[Supplied records]
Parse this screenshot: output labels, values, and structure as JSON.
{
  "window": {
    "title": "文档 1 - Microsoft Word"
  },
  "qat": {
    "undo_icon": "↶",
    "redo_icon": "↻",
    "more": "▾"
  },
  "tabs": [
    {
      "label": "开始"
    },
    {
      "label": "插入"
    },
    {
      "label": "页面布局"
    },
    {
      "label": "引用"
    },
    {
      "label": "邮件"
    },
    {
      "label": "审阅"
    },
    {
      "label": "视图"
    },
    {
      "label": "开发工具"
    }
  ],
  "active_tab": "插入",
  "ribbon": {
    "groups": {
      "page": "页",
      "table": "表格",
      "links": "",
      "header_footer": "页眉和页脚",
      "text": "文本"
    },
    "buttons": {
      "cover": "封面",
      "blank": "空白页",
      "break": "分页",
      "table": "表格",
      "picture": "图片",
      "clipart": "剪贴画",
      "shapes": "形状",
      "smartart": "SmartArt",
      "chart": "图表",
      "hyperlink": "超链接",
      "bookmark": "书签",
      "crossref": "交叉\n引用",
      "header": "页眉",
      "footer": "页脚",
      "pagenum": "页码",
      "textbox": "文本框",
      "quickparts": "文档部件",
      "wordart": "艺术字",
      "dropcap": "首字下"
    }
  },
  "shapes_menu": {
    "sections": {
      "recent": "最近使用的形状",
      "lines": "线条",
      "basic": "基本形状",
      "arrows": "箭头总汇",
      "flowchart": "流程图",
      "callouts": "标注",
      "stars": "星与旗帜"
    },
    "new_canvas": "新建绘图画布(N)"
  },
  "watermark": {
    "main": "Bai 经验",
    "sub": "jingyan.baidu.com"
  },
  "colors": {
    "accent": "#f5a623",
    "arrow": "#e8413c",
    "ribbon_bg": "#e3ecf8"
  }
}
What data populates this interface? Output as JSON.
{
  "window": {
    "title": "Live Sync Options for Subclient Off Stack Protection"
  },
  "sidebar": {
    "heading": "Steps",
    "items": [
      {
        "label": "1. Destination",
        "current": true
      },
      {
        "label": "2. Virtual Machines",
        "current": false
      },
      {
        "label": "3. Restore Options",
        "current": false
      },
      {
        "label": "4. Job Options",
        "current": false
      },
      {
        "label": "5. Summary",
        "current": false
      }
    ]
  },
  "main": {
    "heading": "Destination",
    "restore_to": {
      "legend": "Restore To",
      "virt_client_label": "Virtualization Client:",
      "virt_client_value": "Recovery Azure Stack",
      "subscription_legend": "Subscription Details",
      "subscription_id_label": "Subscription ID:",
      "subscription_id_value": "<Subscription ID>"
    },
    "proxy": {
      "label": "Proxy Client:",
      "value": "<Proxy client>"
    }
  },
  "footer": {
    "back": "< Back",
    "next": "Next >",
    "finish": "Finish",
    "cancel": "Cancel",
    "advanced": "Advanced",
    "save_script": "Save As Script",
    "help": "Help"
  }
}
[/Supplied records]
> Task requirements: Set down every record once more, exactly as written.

> Reply to the task:
Parse this screenshot: output labels, values, and structure as JSON.
{
  "window": {
    "title": "文档 1 - Microsoft Word"
  },
  "qat": {
    "undo_icon": "↶",
    "redo_icon": "↻",
    "more": "▾"
  },
  "tabs": [
    {
      "label": "开始"
    },
    {
      "label": "插入"
    },
    {
      "label": "页面布局"
    },
    {
      "label": "引用"
    },
    {
      "label": "邮件"
    },
    {
      "label": "审阅"
    },
    {
      "label": "视图"
    },
    {
      "label": "开发工具"
    }
  ],
  "active_tab": "插入",
  "ribbon": {
    "groups": {
      "page": "页",
      "table": "表格",
      "links": "",
      "header_footer": "页眉和页脚",
      "text": "文本"
    },
    "buttons": {
      "cover": "封面",
      "blank": "空白页",
      "break": "分页",
      "table": "表格",
      "picture": "图片",
      "clipart": "剪贴画",
      "shapes": "形状",
      "smartart": "SmartArt",
      "chart": "图表",
      "hyperlink": "超链接",
      "bookmark": "书签",
      "crossref": "交叉\n引用",
      "header": "页眉",
      "footer": "页脚",
      "pagenum": "页码",
      "textbox": "文本框",
      "quickparts": "文档部件",
      "wordart": "艺术字",
      "dropcap": "首字下"
    }
  },
  "shapes_menu": {
    "sections": {
      "recent": "最近使用的形状",
      "lines": "线条",
      "basic": "基本形状",
      "arrows": "箭头总汇",
      "flowchart": "流程图",
      "callouts": "标注",
      "stars": "星与旗帜"
    },
    "new_canvas": "新建绘图画布(N)"
  },
  "watermark": {
    "main": "Bai 经验",
    "sub": "jingyan.baidu.com"
  },
  "colors": {
    "accent": "#f5a623",
    "arrow": "#e8413c",
    "ribbon_bg": "#e3ecf8"
  }
}
What data populates this interface? Output as JSON.
{
  "window": {
    "title": "Live Sync Options for Subclient Off Stack Protection"
  },
  "sidebar": {
    "heading": "Steps",
    "items": [
      {
        "label": "1. Destination",
        "current": true
      },
      {
        "label": "2. Virtual Machines",
        "current": false
      },
      {
        "label": "3. Restore Options",
        "current": false
      },
      {
        "label": "4. Job Options",
        "current": false
      },
      {
        "label": "5. Summary",
        "current": false
      }
    ]
  },
  "main": {
    "heading": "Destination",
    "restore_to": {
      "legend": "Restore To",
      "virt_client_label": "Virtualization Client:",
      "virt_client_value": "Recovery Azure Stack",
      "subscription_legend": "Subscription Details",
      "subscription_id_label": "Subscription ID:",
      "subscription_id_value": "<Subscription ID>"
    },
    "proxy": {
      "label": "Proxy Client:",
      "value": "<Proxy client>"
    }
  },
  "footer": {
    "back": "< Back",
    "next": "Next >",
    "finish": "Finish",
    "cancel": "Cancel",
    "advanced": "Advanced",
    "save_script": "Save As Script",
    "help": "Help"
  }
}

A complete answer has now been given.